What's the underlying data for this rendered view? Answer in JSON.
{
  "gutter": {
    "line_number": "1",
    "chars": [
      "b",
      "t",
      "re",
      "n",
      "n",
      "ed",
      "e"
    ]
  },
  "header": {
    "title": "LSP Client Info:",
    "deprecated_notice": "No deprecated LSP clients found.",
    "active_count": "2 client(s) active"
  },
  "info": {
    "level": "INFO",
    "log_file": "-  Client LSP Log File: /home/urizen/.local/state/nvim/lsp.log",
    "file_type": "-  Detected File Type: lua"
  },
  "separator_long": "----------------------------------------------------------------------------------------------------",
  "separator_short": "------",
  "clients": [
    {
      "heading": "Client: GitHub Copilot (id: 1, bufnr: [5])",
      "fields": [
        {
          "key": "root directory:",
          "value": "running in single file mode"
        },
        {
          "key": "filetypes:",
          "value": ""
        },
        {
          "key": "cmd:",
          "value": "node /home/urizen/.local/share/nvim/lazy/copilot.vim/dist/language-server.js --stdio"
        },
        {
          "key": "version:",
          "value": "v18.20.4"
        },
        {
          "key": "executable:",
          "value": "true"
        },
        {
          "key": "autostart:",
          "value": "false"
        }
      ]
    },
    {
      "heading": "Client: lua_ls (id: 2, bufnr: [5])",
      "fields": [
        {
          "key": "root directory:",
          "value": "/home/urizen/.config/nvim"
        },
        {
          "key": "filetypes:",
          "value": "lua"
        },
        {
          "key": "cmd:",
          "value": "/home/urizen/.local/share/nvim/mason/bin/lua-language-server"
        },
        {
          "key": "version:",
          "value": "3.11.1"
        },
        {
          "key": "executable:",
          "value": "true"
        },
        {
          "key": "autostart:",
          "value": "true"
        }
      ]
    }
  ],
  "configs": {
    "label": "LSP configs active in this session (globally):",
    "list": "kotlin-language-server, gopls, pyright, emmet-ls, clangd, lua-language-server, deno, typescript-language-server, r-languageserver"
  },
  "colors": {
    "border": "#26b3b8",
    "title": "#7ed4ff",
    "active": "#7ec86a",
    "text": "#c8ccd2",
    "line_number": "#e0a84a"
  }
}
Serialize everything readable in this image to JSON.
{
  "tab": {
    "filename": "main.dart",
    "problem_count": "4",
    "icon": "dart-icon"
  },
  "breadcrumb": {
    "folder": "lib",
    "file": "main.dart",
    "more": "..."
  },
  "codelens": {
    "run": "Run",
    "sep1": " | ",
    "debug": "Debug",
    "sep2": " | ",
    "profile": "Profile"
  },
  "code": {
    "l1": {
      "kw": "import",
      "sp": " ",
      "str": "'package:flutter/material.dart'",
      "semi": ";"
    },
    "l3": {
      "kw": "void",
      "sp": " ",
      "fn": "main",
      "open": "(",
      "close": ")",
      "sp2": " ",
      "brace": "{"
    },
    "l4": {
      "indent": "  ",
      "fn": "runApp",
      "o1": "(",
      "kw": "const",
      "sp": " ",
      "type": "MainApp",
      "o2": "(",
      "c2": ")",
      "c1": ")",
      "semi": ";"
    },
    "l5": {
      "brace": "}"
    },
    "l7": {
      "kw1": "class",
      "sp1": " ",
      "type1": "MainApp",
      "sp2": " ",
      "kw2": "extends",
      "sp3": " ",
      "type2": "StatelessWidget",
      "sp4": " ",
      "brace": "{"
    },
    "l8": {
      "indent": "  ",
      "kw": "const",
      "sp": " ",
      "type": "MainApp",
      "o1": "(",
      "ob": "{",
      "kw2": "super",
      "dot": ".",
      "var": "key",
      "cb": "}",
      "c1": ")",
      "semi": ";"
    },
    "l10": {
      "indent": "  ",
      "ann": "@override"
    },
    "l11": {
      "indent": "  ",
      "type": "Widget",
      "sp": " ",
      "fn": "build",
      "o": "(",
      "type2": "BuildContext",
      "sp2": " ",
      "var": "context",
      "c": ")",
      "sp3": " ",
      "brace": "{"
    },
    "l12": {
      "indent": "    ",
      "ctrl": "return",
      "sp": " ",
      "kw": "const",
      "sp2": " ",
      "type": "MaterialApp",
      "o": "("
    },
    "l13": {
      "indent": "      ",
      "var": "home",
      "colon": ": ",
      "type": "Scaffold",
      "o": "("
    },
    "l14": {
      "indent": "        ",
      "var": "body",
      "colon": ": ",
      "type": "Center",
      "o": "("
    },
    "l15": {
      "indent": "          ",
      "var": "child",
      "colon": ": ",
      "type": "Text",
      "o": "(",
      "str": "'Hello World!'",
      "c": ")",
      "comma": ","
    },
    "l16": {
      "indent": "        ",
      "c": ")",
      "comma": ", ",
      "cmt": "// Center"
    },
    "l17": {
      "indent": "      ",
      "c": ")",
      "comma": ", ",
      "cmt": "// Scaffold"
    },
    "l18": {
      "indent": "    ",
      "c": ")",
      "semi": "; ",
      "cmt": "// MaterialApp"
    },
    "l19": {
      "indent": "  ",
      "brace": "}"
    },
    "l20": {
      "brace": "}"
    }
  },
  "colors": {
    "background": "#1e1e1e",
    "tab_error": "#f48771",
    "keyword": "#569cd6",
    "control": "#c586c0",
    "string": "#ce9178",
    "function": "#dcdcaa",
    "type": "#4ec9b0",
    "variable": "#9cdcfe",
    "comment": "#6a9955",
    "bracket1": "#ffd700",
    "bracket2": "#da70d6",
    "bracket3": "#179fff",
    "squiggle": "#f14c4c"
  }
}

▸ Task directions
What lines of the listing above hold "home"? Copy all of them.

▸ Task result
    "log_file": "-  Client LSP Log File: /home/urizen/.local/state/nvim/lsp.log",
          "value": "node /home/urizen/.local/share/nvim/lazy/copilot.vim/dist/language-server.js --stdio"
          "value": "/home/urizen/.config/nvim"
          "value": "/home/urizen/.local/share/nvim/mason/bin/lua-language-server"
      "var": "home",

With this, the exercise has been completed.